So much for para-art. We’ll have a better sense of what our space looks like if we expand our picture along the other axis: that of whether a work is “good enough” to be art.

Remember Dewey’s image of the mountain which is not on top of, nor separated from, but instead is the earth in one of its manifestations, and that restoring continuity is more important than ratifying that separation with aesthetic theory. Still, any account of the nature of art will naturally focus on, and be primarily tested by, the artistic masterpieces which provoke our interest in the first place. Just as we have no reason to deny the qualitative differences between crafts and art proper, though, but instead accommodate them with the concept of para-art, we can do much the same thing when dealing with the very real difference between artistic masterpieces and works of art which are (merely) successful. Here the latter is an intermediate case between the former and works which are more clearly inferior, and indeed those too bad (like my own hypothetical paintings) to be art at all, even if they are, unlike crafts, the right sort of thing.

Let’s call these intermediate-level works, which after all constitute the majority of what we consider successful art, “three-star works” (out of four). The paradox of three-star works is that, as I will argue, they are the backbone of the form, on which four-star works depend; but four-star works are in some way “better,” and quite naturally seem to be the place to look to understand the lesser works, which don’t do as well what they themselves do better. In explicitly Platonic terms (ironically enough, since Plato himself banished art to the realm of mere appearance), four-star works seem better to instantiate the ideal than do their lesser siblings.

But is that really the right way to look at it? In my view, just as we must understand the earth if we are to see what mountains are, we must not ignore — indeed, I think we must focus on — the mainstream of successful art in order to understand masterpieces, not the other way around. Without three-star works, there can be no four-star works. What the former do, the latter either do in a new or markedly better way, or pointedly avoid doing, in order to do something provocatively new by comparison. In either case, the former must stand by themselves: it’s not that they try to do what masterpieces do, but fail. Remember, we’re not talking about my own paintings, but instead successful artworks which simply lack whatever it is that prevents them from being helpfully considered masterpieces. That is, they might not fail at all; and we must be particularly careful, while we try to understand what they don’t do, not to miss what they do.

The intermediate category seems almost to be the more interesting one in any case. While some three-star works may lack apparent flaws, settling for the solidly meritorious, others would be masterpieces themselves without that extra something that doesn’t quite fit. Maybe even that very uneven nature is what gives the flawed masterpiece the sort of interest that it has, or made possible what would otherwise (say, for that non-genius artist) be out of reach.

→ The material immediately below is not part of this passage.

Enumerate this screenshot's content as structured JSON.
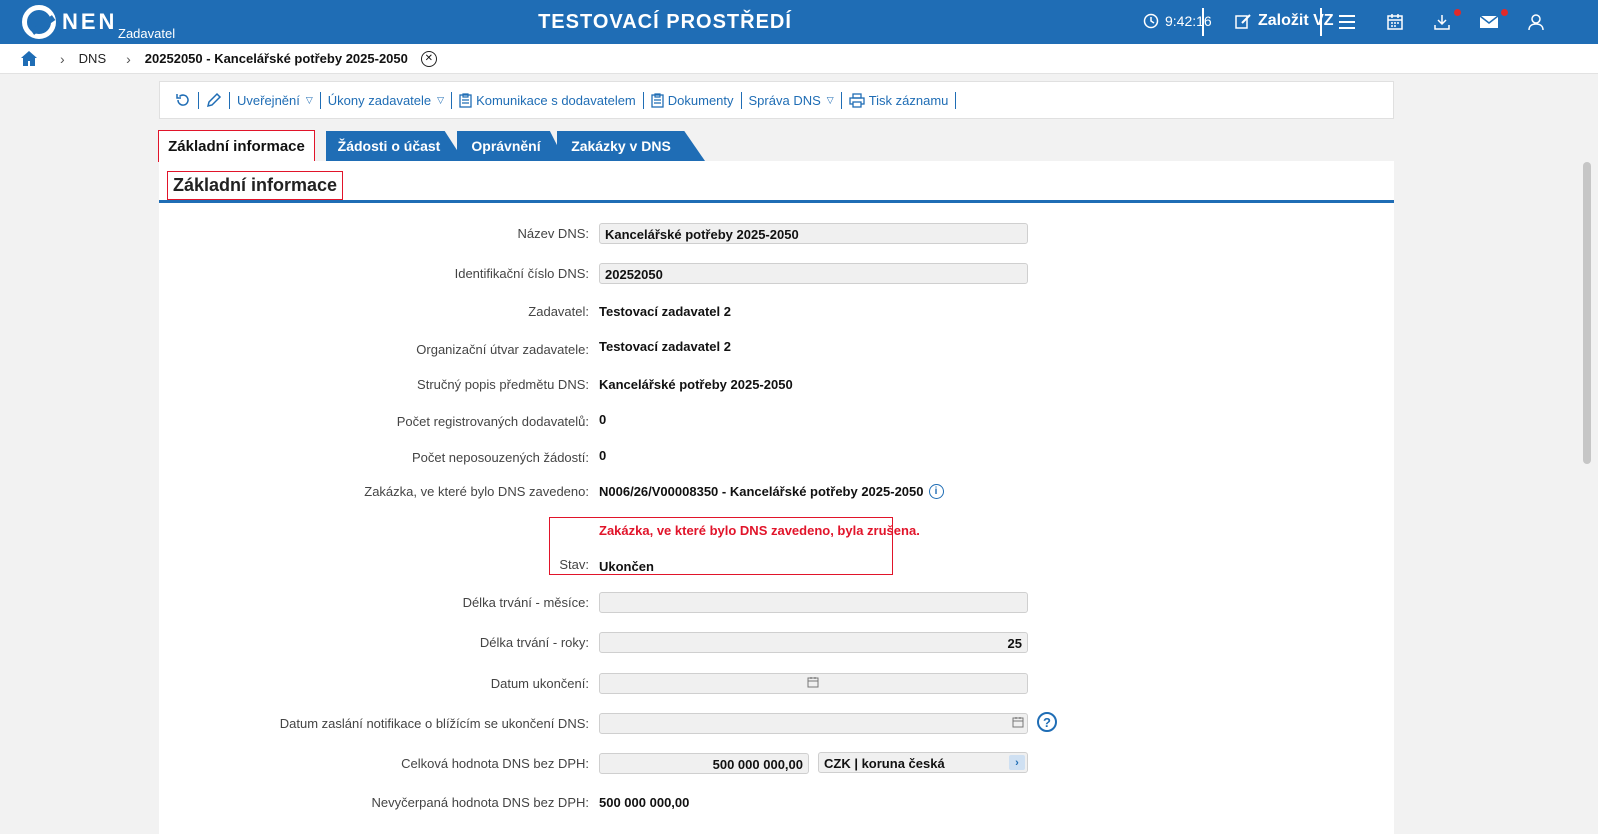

Possibly a flawed but ambitious work opens up exciting new vistas which the more carefully flawless masterpiece, minding its own exquisite garden to perfection, does not. The differences, that is, between four and three can be just as much qualitative as quantitative. As befitting intermediate cases, there will also be comparable differences at the other end, where competence shades into intermittent and finally outright failure (my own paintings again), where even the very lack of aesthetic value can be surprisingly instructive.

It may also be instructive, putting our two dimensions together, to put the masterpieces to one side and compare the less distractingly idiosyncratic three-star works of art with para-art of the various levels of quality. If we had been tempted to undervalue para-art in the context of deciding What Art Is, a comparison in which the para-artist comes out equal or better may allow that distracting issue, again, to slide into the background. As always, context will decide.

That’s all for now; maybe later we can take this method out for a test drive. Happy Memorial Day!